Broken screen vs defective screen
A broken screen should only be referred to as broken when there are signs of physical damage. A screen with physical damage will have broken glass or black splotches on the display, like ink. There have even been times where customers stated that they opened their laptop one day and the screen just appeared this way, so its not damaged. However this is not true. A screen can be damaged if the laptop had an impact to the lid while it was closed or by the simple mistake of opening/closing the lid from one corner.
Older laptops had a locking mechanism that helped enforce you to open the lid from the center, however with today’s laptops manufacturers focus on fashion over function, giving you slimmer sleeker designs which in turn are making these devices more susceptible to accidental damage. Nowadays customers are in the habit of opening and closing their laptops from one corner, but what they don’t realize is that this can cause stress or bend the screen just enough to crack the glass, even if they do it slowly and carefully. The best and the recommended way to open and close a laptop is from the center with one hand, while holding the palm rest down with the other hand.
A defective screen is one that is not working properly or not at all, without any clear signs of physical damage to the screen. Some examples can be distorted images or coloring, pixelization, resolution lines, backlight issues or a blank screen. However just because a screen appears to be defective it may not actually be the fault of the LCD panel itself. One simple test most people can do at home is to connect their laptop to an external monitor or display like a T.V. using a VGA or HDMI cable or even wirelessly. If the external display shows the same problem as your laptops screen, then your issue is with the laptops hardware, graphics card failure/processor failure, or in some cases software.

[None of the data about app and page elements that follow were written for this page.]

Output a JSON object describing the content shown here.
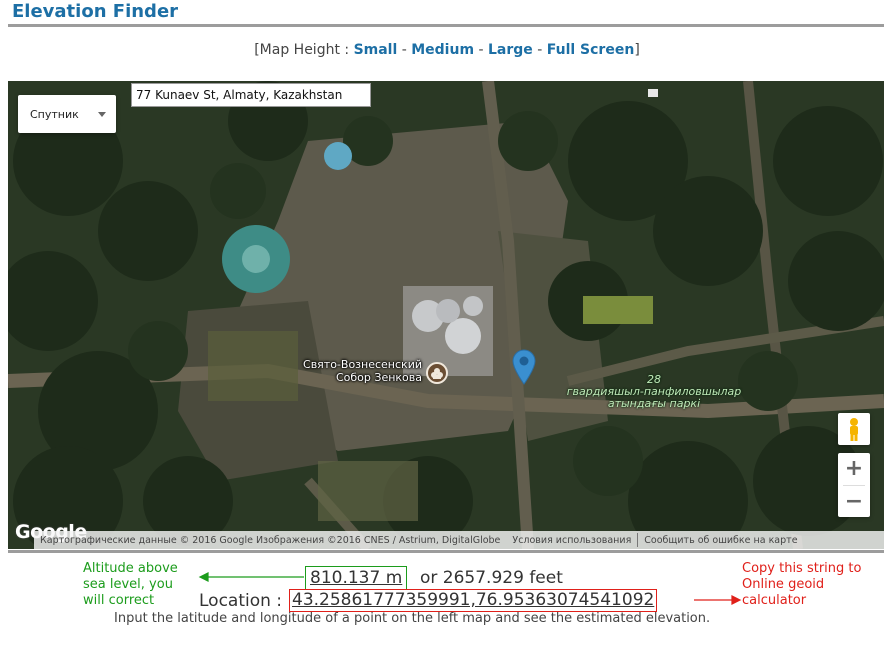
{
  "header": {
    "title": "Elevation Finder"
  },
  "map_height": {
    "prefix": "[Map Height : ",
    "suffix": "]",
    "separator": " - ",
    "options": [
      "Small",
      "Medium",
      "Large",
      "Full Screen"
    ]
  },
  "map": {
    "type_selector": "Спутник",
    "address": "77 Kunaev St, Almaty, Kazakhstan",
    "poi_label_line1": "Свято-Вознесенский",
    "poi_label_line2": "Собор Зенкова",
    "park_label_line1": "28",
    "park_label_line2": "гвардияшыл-панфиловшылар",
    "park_label_line3": "атындағы паркі",
    "logo": "Google",
    "attribution": "Картографические данные © 2016 Google Изображения ©2016 CNES / Astrium, DigitalGlobe",
    "terms_link": "Условия использования",
    "report_link": "Сообщить об ошибке на карте",
    "zoom_in": "+",
    "zoom_out": "−",
    "icons": {
      "pin": "location-pin-icon",
      "pegman": "pegman-icon",
      "poi": "church-icon"
    }
  },
  "result": {
    "altitude_m": "810.137 m",
    "altitude_ft": "or 2657.929 feet",
    "location_label": "Location :",
    "location_value": "43.25861777359991,76.95363074541092",
    "help": "Input the latitude and longitude of a point on the left map and see the estimated elevation."
  },
  "annotations": {
    "green_line1": "Altitude above",
    "green_line2": "sea level, you",
    "green_line3": "will correct",
    "red_line1": "Copy this string to",
    "red_line2": "Online geoid",
    "red_line3": "calculator",
    "green_color": "#1c9c1c",
    "red_color": "#e0201a"
  },
  "colors": {
    "title": "#1d6fa5",
    "link": "#1d6fa5",
    "rule": "#9c9c9c"
  }
}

However if the external display is fine and only the laptop has the issues, then we can narrow down the problem to the screen or its video cable. The screen is connected to your motherboard via a multi-lane data cable, this is how the video is received and displayed as images. Should this cable become damaged or loose from the connections this will cause an interruption in the signal and present the aforementioned examples. There is no easy way for most customers to troubleshoot whether they have a screen problem or cable problem, as they will need to have another known working part to test with.